If the subject plane was aligned perfectly with the sensor plane, all of those curves should have a peak at the same x coordinate, which would mean each part of the image would be entering and leaving focus at the same time. But it wasn’t!
Eventually the film transport is going to be mounted to the same optical tilt/rotation table that I have the calibration slide mounted to now:
Those two knobs can adjust things by a couple degrees on a rotation and tilt plane, which is exactly what we need here. After a couple turns of those micrometer screws, I ran the planarity sweep again and got this back for zones A through E:

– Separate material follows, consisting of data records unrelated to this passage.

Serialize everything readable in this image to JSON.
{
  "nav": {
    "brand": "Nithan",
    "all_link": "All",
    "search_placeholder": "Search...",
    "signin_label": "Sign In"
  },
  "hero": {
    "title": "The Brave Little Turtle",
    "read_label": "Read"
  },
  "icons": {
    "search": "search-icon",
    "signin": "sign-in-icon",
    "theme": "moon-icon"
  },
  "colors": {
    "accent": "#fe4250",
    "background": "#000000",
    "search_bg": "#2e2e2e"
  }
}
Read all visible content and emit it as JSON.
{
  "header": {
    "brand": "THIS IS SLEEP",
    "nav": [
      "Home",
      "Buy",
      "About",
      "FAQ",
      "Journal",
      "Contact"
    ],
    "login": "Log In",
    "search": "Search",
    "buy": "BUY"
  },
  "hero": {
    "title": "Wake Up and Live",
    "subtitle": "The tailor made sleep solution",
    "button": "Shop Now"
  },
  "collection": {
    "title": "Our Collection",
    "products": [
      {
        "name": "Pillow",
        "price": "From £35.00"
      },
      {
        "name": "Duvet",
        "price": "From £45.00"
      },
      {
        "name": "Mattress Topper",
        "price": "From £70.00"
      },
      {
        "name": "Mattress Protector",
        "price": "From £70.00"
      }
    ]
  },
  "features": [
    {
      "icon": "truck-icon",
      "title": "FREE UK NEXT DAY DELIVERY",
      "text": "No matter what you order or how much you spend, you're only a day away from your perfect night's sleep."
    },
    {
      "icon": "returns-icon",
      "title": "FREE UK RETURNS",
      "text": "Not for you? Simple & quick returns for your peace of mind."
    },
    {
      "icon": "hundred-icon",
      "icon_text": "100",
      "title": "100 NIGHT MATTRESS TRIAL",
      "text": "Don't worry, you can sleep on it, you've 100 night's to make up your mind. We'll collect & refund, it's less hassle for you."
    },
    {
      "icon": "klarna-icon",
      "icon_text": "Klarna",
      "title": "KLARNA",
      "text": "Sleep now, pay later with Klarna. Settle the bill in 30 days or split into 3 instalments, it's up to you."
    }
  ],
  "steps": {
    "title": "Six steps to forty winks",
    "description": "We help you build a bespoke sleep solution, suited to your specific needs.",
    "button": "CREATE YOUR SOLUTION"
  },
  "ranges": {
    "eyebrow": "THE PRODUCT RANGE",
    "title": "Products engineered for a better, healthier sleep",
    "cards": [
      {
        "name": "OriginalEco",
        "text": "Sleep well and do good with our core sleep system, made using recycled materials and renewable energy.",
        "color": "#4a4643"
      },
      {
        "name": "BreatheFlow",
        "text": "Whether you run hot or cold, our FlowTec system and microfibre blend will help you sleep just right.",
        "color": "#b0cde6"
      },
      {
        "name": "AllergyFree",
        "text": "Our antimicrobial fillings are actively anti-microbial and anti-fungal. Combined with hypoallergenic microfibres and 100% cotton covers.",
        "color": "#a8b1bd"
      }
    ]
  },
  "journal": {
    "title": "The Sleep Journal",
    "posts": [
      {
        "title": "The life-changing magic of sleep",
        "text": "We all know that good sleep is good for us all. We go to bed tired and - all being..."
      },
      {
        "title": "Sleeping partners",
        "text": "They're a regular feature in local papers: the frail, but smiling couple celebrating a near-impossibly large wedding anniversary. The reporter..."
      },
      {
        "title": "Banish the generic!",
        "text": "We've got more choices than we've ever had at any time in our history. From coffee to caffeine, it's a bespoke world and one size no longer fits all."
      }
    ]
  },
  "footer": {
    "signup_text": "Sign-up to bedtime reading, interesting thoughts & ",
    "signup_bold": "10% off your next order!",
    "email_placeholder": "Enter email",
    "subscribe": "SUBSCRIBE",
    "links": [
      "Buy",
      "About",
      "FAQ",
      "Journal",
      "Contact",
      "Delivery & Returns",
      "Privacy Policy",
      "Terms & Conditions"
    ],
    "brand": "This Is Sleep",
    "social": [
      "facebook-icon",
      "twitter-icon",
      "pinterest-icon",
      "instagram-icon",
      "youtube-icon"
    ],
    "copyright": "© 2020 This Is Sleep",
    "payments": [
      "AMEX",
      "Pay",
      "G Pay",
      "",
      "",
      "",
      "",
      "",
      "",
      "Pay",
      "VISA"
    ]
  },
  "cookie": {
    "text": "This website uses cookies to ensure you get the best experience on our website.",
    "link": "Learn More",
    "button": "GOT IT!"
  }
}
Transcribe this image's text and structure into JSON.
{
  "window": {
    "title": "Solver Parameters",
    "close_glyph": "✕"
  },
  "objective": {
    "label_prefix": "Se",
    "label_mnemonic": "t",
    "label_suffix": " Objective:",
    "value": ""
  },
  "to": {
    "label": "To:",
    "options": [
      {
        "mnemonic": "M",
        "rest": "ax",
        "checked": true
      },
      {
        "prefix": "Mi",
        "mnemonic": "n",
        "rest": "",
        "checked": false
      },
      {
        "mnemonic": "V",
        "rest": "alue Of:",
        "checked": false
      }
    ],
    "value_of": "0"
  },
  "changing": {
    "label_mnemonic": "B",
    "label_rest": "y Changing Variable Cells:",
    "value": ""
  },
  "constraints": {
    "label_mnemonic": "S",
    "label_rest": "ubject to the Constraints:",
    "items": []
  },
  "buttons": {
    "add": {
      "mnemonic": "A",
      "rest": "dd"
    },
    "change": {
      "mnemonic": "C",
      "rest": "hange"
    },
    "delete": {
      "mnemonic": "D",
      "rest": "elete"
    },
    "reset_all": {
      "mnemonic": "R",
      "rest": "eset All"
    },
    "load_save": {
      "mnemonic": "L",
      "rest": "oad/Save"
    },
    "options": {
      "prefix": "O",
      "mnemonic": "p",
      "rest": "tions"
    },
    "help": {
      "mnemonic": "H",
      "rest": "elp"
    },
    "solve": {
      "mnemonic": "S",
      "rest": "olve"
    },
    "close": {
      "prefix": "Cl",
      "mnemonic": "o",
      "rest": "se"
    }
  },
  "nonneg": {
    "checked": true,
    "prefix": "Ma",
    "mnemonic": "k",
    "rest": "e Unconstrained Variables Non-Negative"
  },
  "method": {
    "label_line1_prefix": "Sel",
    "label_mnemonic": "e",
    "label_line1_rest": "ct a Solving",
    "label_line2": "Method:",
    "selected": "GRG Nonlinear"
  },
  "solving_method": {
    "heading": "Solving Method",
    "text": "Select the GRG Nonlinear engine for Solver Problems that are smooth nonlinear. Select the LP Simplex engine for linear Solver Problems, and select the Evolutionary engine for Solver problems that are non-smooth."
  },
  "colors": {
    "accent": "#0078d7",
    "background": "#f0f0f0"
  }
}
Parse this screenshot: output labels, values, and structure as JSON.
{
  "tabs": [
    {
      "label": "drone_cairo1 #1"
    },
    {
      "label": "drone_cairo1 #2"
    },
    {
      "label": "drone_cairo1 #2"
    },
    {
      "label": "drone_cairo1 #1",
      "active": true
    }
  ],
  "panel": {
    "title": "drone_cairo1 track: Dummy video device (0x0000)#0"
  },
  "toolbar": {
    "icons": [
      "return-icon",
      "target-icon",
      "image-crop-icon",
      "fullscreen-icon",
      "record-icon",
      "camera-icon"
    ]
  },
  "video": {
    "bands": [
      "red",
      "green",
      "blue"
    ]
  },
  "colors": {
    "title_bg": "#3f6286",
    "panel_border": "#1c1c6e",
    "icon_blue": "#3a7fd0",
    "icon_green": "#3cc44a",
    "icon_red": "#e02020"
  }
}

That’s a lot closer to being aligned with the camera sensor. I repeated the same for the other direction (zones F through J) and now images are sharper across the whole field of view than before (and the 2D grid pixel measuring algorithm started returning even more consistent results down in the nanometers).
There is an open question about how well the standard deviation metric is going to hold up with Kodachrome as the subject instead of a silvered calibration target, but hopefully I’ll be able to get things dialed in once I switch over to a proper film transport. Planarity seems like something you can dial in once and then forget about unless the machine gets bumped by something.
Focus detection isn’t quite “auto-focus”. Those graphs are still being generated manually in Excel. I want the focus sweep button to find the peaks and set up markers at the best focus positions so I can travel to each in a single button click. That is auto-focus and it’s going to require a little more algorithm design.
That’ll be in June and I’m planning to fill the rest with more integration work as I get closer to actually imaging film: I need to confirm that my software control of the motor (over my new communication protocol) is still as dependable as my early Arduino-only tests re: not missing any steps. I want to get the Arduino connected to the sensor’s GPIO so I can request exact exposure timing instead of just using the default video stream. And it’s probably time to see if I can’t read values from the load cell controller board that will eventually become part of the film transport.